THE PROBLEM:
Please output the entries that follow exactly, without a single image.

★ ★ ★ ★ ★ ★ ★

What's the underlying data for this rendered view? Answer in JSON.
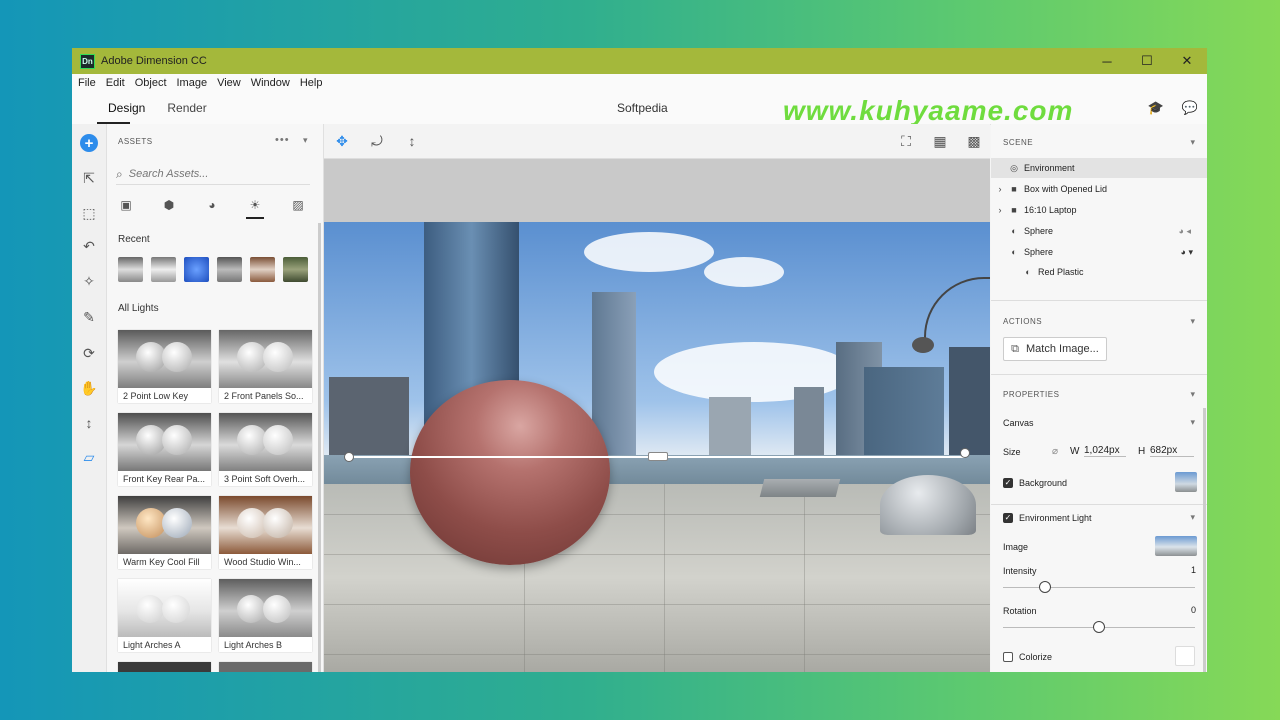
{
  "window": {
    "title": "Adobe Dimension CC",
    "app_icon": "Dn",
    "minimize": "─",
    "maximize": "☐",
    "close": "✕"
  },
  "menu": [
    "File",
    "Edit",
    "Object",
    "Image",
    "View",
    "Window",
    "Help"
  ],
  "modes": {
    "design": "Design",
    "render": "Render"
  },
  "document_title": "Softpedia",
  "watermark": "www.kuhyaame.com",
  "assets": {
    "header": "ASSETS",
    "more": "•••",
    "search_placeholder": "Search Assets...",
    "recent_label": "Recent",
    "all_label": "All Lights",
    "items": [
      "2 Point Low Key",
      "2 Front Panels So...",
      "Front Key Rear Pa...",
      "3 Point Soft Overh...",
      "Warm Key Cool Fill",
      "Wood Studio Win...",
      "Light Arches A",
      "Light Arches B"
    ]
  },
  "scene": {
    "header": "SCENE",
    "items": [
      {
        "label": "Environment",
        "icon": "globe-icon"
      },
      {
        "label": "Box with Opened Lid",
        "icon": "folder-icon"
      },
      {
        "label": "16:10 Laptop",
        "icon": "folder-icon"
      },
      {
        "label": "Sphere",
        "icon": "material-icon"
      },
      {
        "label": "Sphere",
        "icon": "material-icon"
      },
      {
        "label": "Red Plastic",
        "icon": "material-icon"
      }
    ]
  },
  "actions": {
    "header": "ACTIONS",
    "match_image": "Match Image..."
  },
  "properties": {
    "header": "PROPERTIES",
    "canvas": "Canvas",
    "size_label": "Size",
    "w_label": "W",
    "w_value": "1,024px",
    "h_label": "H",
    "h_value": "682px",
    "background": "Background",
    "env_light": "Environment Light",
    "image": "Image",
    "intensity": "Intensity",
    "intensity_value": "1",
    "intensity_level": 0.22,
    "rotation": "Rotation",
    "rotation_value": "0",
    "rotation_level": 0.5,
    "colorize": "Colorize"
  },
  "colors": {
    "accent": "#2d8ceb",
    "titlebar": "#a4b83b",
    "watermark": "#6fdc3e"
  }
}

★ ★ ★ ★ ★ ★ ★

EXERCISE ANSWER:
What's the underlying data for this rendered view? Answer in JSON.
{
  "window": {
    "title": "Adobe Dimension CC",
    "app_icon": "Dn",
    "minimize": "─",
    "maximize": "☐",
    "close": "✕"
  },
  "menu": [
    "File",
    "Edit",
    "Object",
    "Image",
    "View",
    "Window",
    "Help"
  ],
  "modes": {
    "design": "Design",
    "render": "Render"
  },
  "document_title": "Softpedia",
  "watermark": "www.kuhyaame.com",
  "assets": {
    "header": "ASSETS",
    "more": "•••",
    "search_placeholder": "Search Assets...",
    "recent_label": "Recent",
    "all_label": "All Lights",
    "items": [
      "2 Point Low Key",
      "2 Front Panels So...",
      "Front Key Rear Pa...",
      "3 Point Soft Overh...",
      "Warm Key Cool Fill",
      "Wood Studio Win...",
      "Light Arches A",
      "Light Arches B"
    ]
  },
  "scene": {
    "header": "SCENE",
    "items": [
      {
        "label": "Environment",
        "icon": "globe-icon"
      },
      {
        "label": "Box with Opened Lid",
        "icon": "folder-icon"
      },
      {
        "label": "16:10 Laptop",
        "icon": "folder-icon"
      },
      {
        "label": "Sphere",
        "icon": "material-icon"
      },
      {
        "label": "Sphere",
        "icon": "material-icon"
      },
      {
        "label": "Red Plastic",
        "icon": "material-icon"
      }
    ]
  },
  "actions": {
    "header": "ACTIONS",
    "match_image": "Match Image..."
  },
  "properties": {
    "header": "PROPERTIES",
    "canvas": "Canvas",
    "size_label": "Size",
    "w_label": "W",
    "w_value": "1,024px",
    "h_label": "H",
    "h_value": "682px",
    "background": "Background",
    "env_light": "Environment Light",
    "image": "Image",
    "intensity": "Intensity",
    "intensity_value": "1",
    "intensity_level": 0.22,
    "rotation": "Rotation",
    "rotation_value": "0",
    "rotation_level": 0.5,
    "colorize": "Colorize"
  },
  "colors": {
    "accent": "#2d8ceb",
    "titlebar": "#a4b83b",
    "watermark": "#6fdc3e"
  }
}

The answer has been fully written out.